App and web page records —
_ _ _ _

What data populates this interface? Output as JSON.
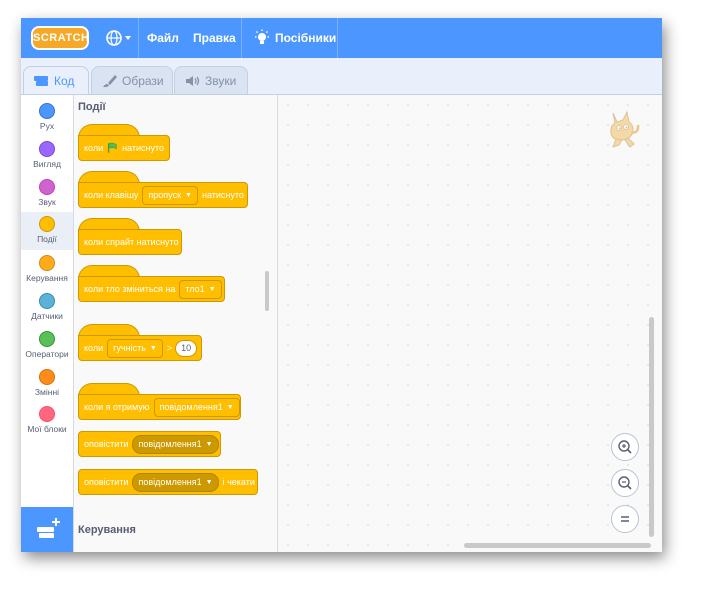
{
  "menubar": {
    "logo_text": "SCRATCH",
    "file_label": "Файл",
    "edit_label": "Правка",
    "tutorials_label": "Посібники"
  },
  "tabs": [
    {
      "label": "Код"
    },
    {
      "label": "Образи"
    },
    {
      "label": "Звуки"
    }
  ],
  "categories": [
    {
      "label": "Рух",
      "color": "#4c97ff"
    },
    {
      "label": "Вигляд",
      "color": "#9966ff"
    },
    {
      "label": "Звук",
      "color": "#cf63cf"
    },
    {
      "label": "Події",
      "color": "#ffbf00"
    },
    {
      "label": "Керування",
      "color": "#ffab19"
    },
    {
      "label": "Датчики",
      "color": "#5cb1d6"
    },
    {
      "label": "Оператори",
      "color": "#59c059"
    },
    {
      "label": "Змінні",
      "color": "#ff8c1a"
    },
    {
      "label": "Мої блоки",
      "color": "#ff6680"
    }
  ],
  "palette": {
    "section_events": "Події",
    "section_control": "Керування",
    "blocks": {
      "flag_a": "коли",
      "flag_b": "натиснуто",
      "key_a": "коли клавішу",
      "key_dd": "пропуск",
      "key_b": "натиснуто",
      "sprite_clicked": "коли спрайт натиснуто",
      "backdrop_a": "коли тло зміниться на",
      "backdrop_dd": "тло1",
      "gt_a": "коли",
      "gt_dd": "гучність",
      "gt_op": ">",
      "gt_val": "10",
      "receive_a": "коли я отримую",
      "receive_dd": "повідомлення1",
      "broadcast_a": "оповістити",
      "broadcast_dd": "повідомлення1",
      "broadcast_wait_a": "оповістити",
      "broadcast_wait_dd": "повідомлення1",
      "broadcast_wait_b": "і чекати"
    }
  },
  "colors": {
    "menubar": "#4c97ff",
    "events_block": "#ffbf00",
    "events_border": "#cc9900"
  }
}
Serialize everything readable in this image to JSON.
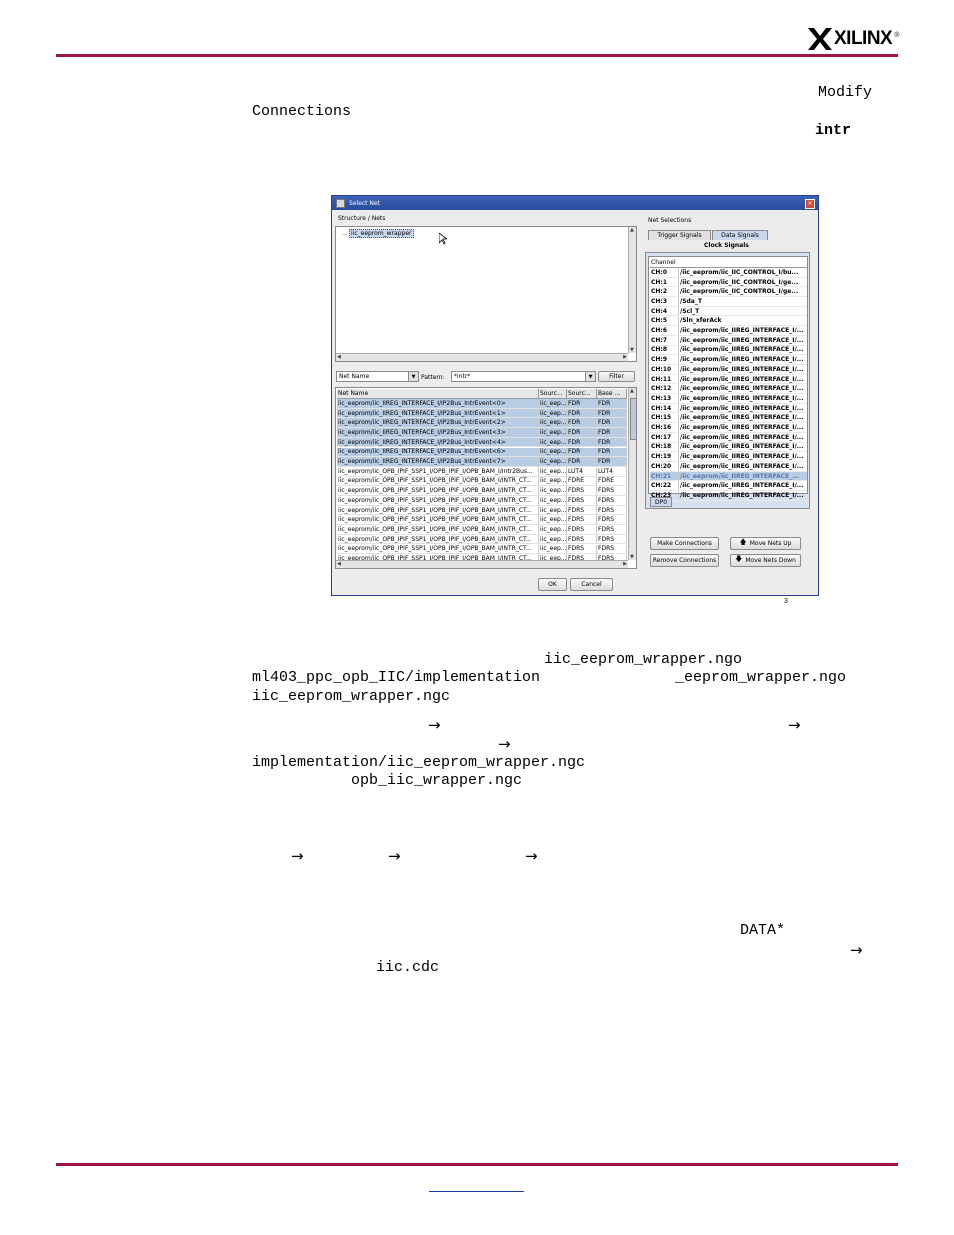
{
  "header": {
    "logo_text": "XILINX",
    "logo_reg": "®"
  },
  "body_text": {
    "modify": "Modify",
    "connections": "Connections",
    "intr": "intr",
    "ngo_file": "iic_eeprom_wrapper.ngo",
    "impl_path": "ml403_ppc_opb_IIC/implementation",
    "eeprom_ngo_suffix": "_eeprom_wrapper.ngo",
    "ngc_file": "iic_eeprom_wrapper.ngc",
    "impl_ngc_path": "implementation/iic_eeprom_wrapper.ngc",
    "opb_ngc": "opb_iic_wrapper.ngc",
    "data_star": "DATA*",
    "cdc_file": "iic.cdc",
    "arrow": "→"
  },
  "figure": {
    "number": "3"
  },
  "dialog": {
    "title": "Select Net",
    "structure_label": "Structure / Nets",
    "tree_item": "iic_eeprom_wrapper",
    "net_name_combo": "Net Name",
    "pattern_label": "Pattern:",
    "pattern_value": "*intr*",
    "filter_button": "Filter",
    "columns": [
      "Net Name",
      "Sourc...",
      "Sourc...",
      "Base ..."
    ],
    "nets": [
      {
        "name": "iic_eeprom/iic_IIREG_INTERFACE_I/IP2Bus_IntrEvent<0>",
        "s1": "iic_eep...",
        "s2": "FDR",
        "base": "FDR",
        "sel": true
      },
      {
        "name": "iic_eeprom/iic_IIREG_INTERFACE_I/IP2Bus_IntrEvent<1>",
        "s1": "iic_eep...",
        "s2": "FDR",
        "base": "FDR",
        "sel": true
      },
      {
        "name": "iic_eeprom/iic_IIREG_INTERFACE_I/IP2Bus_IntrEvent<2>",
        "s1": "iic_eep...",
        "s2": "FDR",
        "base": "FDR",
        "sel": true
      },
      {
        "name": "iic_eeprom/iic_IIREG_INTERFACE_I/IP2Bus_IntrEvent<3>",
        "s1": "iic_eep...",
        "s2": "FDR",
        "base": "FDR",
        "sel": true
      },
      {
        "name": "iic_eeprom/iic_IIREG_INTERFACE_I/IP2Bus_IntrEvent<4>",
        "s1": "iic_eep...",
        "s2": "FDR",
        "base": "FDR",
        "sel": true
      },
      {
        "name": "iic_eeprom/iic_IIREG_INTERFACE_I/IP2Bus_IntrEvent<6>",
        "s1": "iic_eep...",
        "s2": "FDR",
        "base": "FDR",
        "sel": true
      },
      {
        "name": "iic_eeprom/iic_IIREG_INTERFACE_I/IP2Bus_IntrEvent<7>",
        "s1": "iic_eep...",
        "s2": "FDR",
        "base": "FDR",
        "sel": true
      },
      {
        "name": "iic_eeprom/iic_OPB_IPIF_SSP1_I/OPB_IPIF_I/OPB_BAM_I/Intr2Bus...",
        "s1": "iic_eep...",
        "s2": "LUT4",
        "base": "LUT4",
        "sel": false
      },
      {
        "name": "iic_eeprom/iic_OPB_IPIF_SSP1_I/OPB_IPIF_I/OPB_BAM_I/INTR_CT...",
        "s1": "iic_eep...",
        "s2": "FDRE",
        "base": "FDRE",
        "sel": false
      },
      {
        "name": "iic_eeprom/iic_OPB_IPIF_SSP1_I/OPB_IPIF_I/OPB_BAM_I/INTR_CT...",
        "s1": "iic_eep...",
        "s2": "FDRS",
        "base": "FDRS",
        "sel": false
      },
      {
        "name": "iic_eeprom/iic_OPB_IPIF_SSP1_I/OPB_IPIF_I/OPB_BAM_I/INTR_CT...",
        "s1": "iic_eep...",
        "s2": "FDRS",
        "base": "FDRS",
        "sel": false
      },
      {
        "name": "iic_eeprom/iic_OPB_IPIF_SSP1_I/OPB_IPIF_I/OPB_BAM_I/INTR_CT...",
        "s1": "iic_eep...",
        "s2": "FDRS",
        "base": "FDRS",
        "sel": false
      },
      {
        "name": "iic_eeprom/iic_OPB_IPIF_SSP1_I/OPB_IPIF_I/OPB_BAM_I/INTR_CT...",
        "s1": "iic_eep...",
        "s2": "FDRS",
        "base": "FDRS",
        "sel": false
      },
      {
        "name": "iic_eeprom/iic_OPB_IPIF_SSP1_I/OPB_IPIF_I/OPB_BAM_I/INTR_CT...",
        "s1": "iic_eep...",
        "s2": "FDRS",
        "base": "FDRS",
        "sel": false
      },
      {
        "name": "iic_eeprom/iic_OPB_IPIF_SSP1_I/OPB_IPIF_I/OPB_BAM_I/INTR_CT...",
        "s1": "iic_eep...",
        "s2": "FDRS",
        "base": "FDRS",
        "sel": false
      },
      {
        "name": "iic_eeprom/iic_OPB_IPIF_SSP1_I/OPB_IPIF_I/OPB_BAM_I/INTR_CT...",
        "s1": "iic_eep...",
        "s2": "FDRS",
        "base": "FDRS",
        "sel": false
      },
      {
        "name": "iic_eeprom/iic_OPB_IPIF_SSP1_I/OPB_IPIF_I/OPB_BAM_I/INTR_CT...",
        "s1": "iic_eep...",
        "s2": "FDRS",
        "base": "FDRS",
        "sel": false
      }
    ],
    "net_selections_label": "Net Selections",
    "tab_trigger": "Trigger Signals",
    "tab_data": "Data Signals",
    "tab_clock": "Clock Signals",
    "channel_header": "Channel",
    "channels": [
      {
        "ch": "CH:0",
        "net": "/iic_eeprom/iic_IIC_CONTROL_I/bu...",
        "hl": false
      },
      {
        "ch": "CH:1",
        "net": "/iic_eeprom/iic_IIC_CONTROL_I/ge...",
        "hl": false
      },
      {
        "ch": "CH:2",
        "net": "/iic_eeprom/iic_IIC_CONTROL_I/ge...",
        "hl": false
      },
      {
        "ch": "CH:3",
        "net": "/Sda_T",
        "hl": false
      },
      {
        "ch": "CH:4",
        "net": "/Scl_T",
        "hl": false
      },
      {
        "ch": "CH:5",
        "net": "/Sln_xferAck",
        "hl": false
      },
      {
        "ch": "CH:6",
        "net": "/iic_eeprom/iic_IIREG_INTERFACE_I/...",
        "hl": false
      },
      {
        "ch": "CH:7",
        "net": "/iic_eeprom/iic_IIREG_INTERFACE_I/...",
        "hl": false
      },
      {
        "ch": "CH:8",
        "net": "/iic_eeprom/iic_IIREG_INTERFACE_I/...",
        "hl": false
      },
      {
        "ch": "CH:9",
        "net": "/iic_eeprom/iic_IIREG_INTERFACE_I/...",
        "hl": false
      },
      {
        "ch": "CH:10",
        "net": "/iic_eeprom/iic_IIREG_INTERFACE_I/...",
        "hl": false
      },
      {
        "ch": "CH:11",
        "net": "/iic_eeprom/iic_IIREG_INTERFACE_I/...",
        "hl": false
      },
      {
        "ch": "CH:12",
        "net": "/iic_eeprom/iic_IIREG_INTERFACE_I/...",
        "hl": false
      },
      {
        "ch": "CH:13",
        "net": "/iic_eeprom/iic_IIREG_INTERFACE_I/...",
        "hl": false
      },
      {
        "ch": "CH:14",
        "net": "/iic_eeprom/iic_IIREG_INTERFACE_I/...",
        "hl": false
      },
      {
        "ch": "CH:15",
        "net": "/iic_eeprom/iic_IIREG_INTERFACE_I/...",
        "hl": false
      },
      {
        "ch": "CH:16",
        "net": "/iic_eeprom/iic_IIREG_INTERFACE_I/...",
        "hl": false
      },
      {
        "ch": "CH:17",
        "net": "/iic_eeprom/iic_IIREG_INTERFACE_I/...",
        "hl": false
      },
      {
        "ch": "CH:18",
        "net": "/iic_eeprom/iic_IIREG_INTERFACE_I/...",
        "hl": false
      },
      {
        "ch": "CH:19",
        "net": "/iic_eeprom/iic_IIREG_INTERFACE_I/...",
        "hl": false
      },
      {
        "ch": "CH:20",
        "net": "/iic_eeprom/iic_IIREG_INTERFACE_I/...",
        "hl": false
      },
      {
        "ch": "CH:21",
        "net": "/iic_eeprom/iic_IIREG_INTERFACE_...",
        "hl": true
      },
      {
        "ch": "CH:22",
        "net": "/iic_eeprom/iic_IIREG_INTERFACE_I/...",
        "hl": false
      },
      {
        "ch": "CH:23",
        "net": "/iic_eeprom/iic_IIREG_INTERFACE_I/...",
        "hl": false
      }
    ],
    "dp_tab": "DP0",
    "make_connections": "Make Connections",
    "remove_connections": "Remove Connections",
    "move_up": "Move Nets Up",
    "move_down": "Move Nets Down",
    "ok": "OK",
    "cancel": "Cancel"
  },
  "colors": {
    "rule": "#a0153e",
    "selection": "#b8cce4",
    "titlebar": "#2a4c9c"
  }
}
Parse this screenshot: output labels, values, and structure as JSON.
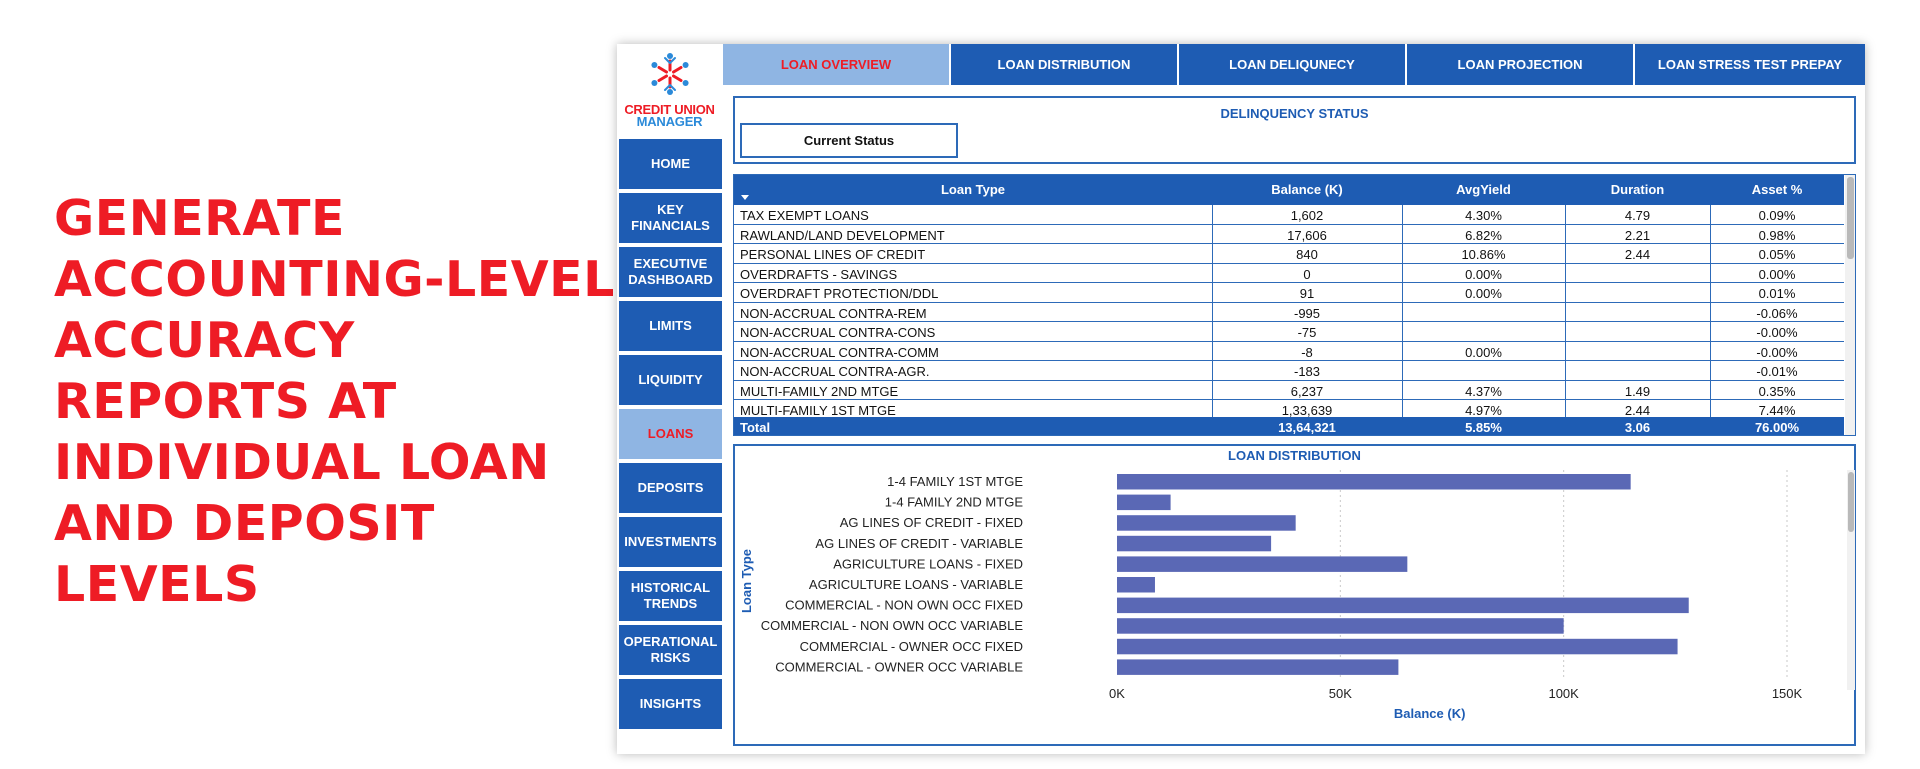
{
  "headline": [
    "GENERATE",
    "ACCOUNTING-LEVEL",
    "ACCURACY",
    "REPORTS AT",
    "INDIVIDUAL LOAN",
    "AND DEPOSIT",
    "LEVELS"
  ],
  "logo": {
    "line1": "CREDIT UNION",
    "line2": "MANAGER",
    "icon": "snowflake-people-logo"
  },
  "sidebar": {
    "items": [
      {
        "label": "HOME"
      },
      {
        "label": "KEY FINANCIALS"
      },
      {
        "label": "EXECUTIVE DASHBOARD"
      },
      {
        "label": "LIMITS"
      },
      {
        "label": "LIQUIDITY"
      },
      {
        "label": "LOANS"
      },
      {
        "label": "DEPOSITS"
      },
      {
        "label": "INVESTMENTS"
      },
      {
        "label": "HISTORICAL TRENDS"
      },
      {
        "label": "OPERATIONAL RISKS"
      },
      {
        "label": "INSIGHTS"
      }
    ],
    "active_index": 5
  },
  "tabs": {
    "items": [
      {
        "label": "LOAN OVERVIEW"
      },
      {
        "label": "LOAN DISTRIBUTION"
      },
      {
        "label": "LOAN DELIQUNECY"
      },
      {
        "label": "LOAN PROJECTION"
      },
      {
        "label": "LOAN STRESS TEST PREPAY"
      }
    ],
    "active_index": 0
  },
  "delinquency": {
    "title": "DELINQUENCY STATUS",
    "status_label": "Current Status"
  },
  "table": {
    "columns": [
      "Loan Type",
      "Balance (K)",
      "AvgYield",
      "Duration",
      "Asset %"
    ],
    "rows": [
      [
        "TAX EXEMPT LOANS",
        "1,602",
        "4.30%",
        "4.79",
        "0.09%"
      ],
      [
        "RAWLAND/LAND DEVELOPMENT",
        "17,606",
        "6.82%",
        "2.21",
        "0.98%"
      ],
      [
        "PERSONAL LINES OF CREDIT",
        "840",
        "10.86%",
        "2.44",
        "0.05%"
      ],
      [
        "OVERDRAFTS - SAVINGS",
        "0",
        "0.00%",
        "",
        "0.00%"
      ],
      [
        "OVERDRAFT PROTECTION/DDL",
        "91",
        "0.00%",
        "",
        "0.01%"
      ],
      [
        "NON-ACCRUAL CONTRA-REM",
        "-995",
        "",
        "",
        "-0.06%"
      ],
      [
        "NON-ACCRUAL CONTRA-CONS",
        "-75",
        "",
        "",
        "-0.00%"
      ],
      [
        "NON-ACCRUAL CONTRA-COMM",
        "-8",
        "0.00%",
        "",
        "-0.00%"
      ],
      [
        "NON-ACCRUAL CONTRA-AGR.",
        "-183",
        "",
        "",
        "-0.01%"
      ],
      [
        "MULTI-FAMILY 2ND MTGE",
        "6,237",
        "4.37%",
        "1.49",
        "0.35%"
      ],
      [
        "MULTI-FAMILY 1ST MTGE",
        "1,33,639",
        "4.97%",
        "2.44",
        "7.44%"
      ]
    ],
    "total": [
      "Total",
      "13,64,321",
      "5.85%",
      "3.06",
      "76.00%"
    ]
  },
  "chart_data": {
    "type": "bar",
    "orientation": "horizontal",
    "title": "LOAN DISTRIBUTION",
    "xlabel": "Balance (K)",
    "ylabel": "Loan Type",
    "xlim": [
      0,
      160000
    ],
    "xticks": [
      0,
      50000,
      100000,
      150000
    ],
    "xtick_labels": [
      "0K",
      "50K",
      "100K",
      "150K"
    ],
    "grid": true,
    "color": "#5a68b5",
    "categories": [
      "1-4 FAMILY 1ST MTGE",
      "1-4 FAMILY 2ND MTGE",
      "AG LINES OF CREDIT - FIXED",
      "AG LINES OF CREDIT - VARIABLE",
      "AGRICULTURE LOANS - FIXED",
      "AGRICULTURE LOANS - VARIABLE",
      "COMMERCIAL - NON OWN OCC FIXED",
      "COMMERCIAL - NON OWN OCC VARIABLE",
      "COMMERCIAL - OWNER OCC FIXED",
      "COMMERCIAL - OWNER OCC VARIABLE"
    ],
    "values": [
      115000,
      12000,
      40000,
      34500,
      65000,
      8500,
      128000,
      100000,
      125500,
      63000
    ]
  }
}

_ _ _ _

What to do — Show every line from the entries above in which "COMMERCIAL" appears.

Exercise response —
      "COMMERCIAL - NON OWN OCC FIXED",
      "COMMERCIAL - NON OWN OCC VARIABLE",
      "COMMERCIAL - OWNER OCC FIXED",
      "COMMERCIAL - OWNER OCC VARIABLE"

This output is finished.